Once upon a time, there was a woolen mill in a small town in the far north of Scotland. It had been open for more than a hundred years and produced gorgeous tweed, fine and beautifully coloured, and generally made from wool from the Highlands and Islands. But it didn’t just sell tweed. It also sold knitting wool…
In the summer of 1998 I was in Sutherland and bought two cones of their lovely Aran wool, one in shades of grey and one in brown. The word ‘brown’ didn’t do it justice, though. There were flecks of maroon, turquoise, yellow ochre, bright blue.
I took them back to the croft, skeined the brown wool and washed it (it still had quite a lot of lanolin in). I left it to dry in the open air, then packed it away and took all the wool back to London, where I was working at the time. And they both went into my stash.

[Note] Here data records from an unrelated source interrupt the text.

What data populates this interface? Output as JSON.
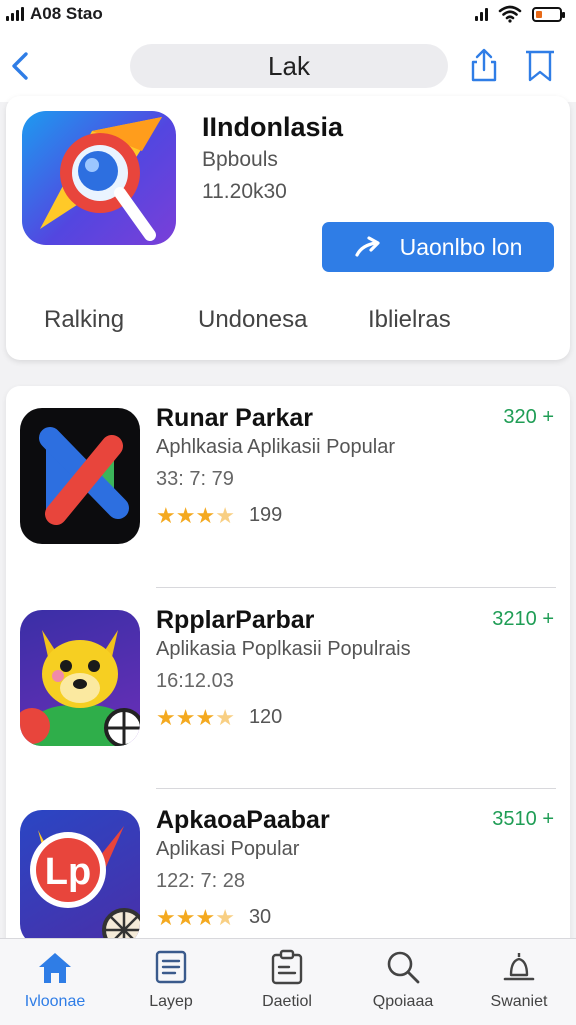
{
  "status_bar": {
    "carrier": "A08 Stao"
  },
  "nav": {
    "search_text": "Lak"
  },
  "featured": {
    "title": "IIndonlasia",
    "subtitle": "Bpbouls",
    "number": "11.20k30",
    "install_label": "Uaonlbo lon",
    "tabs": [
      "Ralking",
      "Undonesa",
      "Iblielras"
    ]
  },
  "apps": [
    {
      "title": "Runar Parkar",
      "subtitle": "Aphlkasia Aplikasii Popular",
      "meta": "33: 7: 79",
      "rating": 3.5,
      "reviews": "199",
      "price": "320 +",
      "icon": "x-cross-app-icon"
    },
    {
      "title": "RpplarParbar",
      "subtitle": "Aplikasia Poplkasii Populrais",
      "meta": "16:12.03",
      "rating": 3.5,
      "reviews": "120",
      "price": "3210 +",
      "icon": "fox-app-icon"
    },
    {
      "title": "ApkaoaPaabar",
      "subtitle": "Aplikasi Popular",
      "meta": "122: 7: 28",
      "rating": 3.5,
      "reviews": "30",
      "price": "3510 +",
      "icon": "compass-app-icon"
    }
  ],
  "tabbar": {
    "items": [
      {
        "label": "Ivloonae",
        "icon": "home-icon"
      },
      {
        "label": "Layep",
        "icon": "list-icon"
      },
      {
        "label": "Daetiol",
        "icon": "clipboard-icon"
      },
      {
        "label": "Qpoiaaa",
        "icon": "search-icon"
      },
      {
        "label": "Swaniet",
        "icon": "bell-icon"
      }
    ]
  },
  "colors": {
    "accent": "#2f7de6",
    "price": "#1f9d55",
    "star": "#f4a91f"
  }
}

In 2004 I went through my stash and pulled it out. In the intervening period the world had changed; the mill had closed in 2003 (with the loss of 28 precious jobs) and I had gone freelance, finally left London and was living in Wales. I needed a big sweater, a warm sweater, and Hunter’s Aran yarn was right on the mark. I found a pattern in an old book of Yarnworks’ designs:
and I knitted it up.
It was wonderful. I wore it solidly all that winter, then I wore it for much of the next winter and the one after that. And the one after that. It was so warm that I could even wear it without a coat if it wasn’t abominably cold.
Then the wrists began to go, so I unravelled them, found some of the left-over yarn in the stash, and reknitted them:
And then I wore the sweater for another winter.
Often, people commented on it. I could be standing behind a table covered in other knitted things at a craft fair, and people would ask whether I’d also knitted the sweater I was wearing (yes, and it’s not for sale – grrrrrr). I wore it at a Rowan workshop and people asked about it; not bad for an ancient pattern and some wool from a sadly defunct mill.
But soon the inevitable happened. It developed holes. Large holes in unfortunately prominent places (well, unfortunate unless you happen to work in a rather – um – specialist area of the sex industry, I guess – cwwwhorr, hairy handknits). Even I had to give up at this point. I did try to felt it, but the yarn had just worn too thin. Sniff. And I’d used up the grey.
I tried compromises, but nothing quite fitted the bill. Then I went to Wonderwool Wales last year and saw some cones of cherry-red New Lanark Aran on the Woolfish stand, and I just knew.
I skeined it, washed it, found the pattern – and then I hurt my hand so I couldn’t knit.
But that is finally improving, I can knit a few rows a night especially if I use straight needles, and I am finally almost there (well, almost at the end of the first sleeve, but the front and back are done).
Of course, now the weather has decided it’s finally going to warm up.
I don’t care; it will be done for next year, and maybe I’ll be wearing it sooner than that, as we often have late February / early March cold snaps in Snowdonia. But will it stand up to quite the same level of maltreatment and sheer love as the original? I don’t know… but if I can’t have Hunters and their local wools, I can at least have New Lanark, the shade of Robert Owen and the growth of the co-operative movement. And a sweater in a fabulous shade of red.
I know it’s only a sweater – but it’s so much more than that. I hope!